I. Nir
The aeroponics is a total system providing for the growth and development of detached plants. Basically, it is an air water culture in which the nutrients are supplied in a water mist directly to the bare root system. Thus, oxygen and water, so often a limiting growth factors in conventional soil and water media systems, are adequately supplied. The system, in its present state of development, is composed of modular units controlled electronically, so as to ensure the pre-determined needs of the particular growing plant. The performance of the system has been tested successfully (growing and rooting) with several plants, such as : vegetables (tomato, pepper, cucumber, lettuce, etc.), ornamental plants (carnation, croton, chrysanthemum, geranium, euonymus, ficus, philodendron, dracaena, diffenbachia, etc.), and fruit trees - wooden cuttings (olive, citrus and grape, apple, pear, peach, etc.). From the agricultural point of view, the method results in higher yields with only minimal additional training of the grower. It also permits economic in the use of fertilizers and water because of the re-use of nutrient solution. This allows the operation of the system in regions where water quality is poor and/or supply scarce. Installations may be operated on a continuous basis (with the exception of down time for cleaning or changing plants) without regarding seasonal type of crop, and order of growth, etc. Furthermore, the system permits space saving because of the intensity and additional dimension, i.e., height (Plate 2), may also be utilized. A reduction in the number of rows as a consequence of developing mobile installation. While it permits maximum control of the growth process, aeroponics fits in very well with industrialized agriculture.

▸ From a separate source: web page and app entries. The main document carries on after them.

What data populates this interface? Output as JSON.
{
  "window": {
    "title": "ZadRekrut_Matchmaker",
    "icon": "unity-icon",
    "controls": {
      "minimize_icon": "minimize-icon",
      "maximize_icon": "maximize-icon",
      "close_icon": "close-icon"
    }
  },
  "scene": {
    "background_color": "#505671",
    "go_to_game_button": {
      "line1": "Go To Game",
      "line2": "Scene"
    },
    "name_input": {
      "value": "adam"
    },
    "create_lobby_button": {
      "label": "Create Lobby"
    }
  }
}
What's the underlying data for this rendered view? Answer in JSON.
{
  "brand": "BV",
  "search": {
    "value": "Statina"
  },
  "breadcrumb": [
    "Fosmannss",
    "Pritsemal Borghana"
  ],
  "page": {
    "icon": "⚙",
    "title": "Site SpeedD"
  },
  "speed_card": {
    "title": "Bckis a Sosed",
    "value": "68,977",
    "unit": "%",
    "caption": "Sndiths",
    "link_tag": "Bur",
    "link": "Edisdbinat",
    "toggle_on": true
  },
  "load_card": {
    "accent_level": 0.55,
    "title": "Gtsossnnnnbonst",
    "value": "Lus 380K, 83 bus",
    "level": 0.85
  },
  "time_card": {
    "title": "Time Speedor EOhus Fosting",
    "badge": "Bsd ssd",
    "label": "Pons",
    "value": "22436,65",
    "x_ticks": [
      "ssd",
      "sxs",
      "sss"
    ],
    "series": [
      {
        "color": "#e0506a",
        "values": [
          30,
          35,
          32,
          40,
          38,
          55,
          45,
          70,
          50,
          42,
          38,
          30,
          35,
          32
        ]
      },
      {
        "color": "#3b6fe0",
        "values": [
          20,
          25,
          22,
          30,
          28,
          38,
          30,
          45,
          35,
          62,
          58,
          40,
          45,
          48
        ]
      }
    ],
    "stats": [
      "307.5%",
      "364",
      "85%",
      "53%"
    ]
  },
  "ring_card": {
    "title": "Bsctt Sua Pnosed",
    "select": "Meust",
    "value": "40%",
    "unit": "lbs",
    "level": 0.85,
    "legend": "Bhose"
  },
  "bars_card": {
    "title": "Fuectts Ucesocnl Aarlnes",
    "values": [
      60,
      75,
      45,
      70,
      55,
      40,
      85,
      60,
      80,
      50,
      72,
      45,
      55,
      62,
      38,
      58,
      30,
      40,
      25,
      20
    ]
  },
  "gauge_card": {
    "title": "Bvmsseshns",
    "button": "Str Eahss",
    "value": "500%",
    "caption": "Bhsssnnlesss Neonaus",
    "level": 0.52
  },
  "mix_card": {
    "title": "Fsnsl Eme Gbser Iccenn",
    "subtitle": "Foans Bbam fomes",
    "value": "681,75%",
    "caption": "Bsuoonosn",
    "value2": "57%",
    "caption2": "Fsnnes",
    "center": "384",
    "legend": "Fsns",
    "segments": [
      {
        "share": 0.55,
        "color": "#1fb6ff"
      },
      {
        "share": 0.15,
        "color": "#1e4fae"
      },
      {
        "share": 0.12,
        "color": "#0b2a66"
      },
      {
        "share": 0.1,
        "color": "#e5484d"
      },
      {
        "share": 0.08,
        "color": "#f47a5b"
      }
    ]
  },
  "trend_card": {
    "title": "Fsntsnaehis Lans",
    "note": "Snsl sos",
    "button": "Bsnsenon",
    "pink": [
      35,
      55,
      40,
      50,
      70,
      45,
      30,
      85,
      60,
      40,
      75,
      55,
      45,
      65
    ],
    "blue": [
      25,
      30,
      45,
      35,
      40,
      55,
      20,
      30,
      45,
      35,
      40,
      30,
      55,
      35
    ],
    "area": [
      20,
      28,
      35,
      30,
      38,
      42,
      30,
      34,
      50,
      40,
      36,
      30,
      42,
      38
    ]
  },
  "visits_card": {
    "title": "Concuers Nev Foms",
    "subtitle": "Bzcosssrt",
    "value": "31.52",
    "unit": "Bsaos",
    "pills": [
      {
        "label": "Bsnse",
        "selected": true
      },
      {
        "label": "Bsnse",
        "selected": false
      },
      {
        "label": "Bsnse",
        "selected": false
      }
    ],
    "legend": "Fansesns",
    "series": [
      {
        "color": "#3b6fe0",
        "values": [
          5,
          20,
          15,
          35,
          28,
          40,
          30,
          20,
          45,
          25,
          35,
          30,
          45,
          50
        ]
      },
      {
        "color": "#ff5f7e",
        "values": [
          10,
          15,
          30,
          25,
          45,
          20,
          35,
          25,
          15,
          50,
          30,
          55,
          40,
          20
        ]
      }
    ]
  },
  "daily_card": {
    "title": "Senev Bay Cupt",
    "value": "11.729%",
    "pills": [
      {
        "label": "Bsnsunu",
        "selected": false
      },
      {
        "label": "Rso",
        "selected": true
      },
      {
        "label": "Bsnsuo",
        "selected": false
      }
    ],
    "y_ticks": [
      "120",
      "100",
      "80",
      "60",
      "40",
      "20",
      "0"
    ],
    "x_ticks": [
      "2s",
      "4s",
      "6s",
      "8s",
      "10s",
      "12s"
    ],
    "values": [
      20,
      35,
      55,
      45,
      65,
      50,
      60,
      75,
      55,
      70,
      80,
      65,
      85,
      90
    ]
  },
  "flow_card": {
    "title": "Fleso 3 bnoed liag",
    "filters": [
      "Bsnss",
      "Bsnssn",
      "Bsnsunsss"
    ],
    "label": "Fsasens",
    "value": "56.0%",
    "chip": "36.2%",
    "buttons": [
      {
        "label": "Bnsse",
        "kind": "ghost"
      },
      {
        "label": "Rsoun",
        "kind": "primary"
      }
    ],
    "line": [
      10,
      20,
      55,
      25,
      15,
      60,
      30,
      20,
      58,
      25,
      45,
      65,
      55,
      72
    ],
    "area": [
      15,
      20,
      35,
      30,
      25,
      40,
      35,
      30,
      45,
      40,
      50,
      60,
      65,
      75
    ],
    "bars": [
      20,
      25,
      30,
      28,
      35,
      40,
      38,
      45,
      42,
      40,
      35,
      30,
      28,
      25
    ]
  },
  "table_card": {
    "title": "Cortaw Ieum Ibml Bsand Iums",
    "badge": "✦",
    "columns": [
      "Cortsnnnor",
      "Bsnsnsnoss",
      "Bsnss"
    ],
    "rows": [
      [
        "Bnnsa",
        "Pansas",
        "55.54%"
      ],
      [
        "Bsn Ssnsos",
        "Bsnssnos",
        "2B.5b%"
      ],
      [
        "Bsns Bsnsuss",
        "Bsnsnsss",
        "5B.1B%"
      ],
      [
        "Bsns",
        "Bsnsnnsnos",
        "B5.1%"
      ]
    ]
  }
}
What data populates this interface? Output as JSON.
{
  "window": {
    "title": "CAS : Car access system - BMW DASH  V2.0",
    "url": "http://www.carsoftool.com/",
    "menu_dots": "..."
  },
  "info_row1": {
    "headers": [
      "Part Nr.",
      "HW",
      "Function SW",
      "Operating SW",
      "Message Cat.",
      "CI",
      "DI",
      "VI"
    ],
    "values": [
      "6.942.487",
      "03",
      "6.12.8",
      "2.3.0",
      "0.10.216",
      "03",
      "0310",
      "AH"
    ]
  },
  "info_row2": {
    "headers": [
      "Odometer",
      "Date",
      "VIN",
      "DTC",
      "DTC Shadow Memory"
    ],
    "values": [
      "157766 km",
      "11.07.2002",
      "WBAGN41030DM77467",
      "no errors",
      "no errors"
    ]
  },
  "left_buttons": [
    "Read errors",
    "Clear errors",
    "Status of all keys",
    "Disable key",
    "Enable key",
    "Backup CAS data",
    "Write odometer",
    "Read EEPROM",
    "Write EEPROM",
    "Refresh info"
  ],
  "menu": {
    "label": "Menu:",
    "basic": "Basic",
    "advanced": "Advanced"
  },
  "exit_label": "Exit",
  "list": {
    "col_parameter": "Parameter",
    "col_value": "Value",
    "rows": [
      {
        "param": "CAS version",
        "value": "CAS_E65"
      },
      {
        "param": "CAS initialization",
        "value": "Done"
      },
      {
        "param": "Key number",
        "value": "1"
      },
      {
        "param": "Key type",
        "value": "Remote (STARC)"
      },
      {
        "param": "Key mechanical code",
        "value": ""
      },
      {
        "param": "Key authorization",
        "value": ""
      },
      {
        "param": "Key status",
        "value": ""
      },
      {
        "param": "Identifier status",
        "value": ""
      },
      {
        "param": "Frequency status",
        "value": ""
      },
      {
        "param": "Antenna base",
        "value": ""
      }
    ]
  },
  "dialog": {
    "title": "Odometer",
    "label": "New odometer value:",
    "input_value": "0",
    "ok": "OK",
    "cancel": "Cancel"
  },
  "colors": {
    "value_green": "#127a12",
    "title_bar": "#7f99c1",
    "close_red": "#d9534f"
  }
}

Nir, I. (1982). GROWING PLANTS IN AEROPONICS GROWTH SYSTEM. Acta Hortic. 126, 435-448
DOI: 10.17660/ActaHortic.1982.126.49

Acta Horticulturae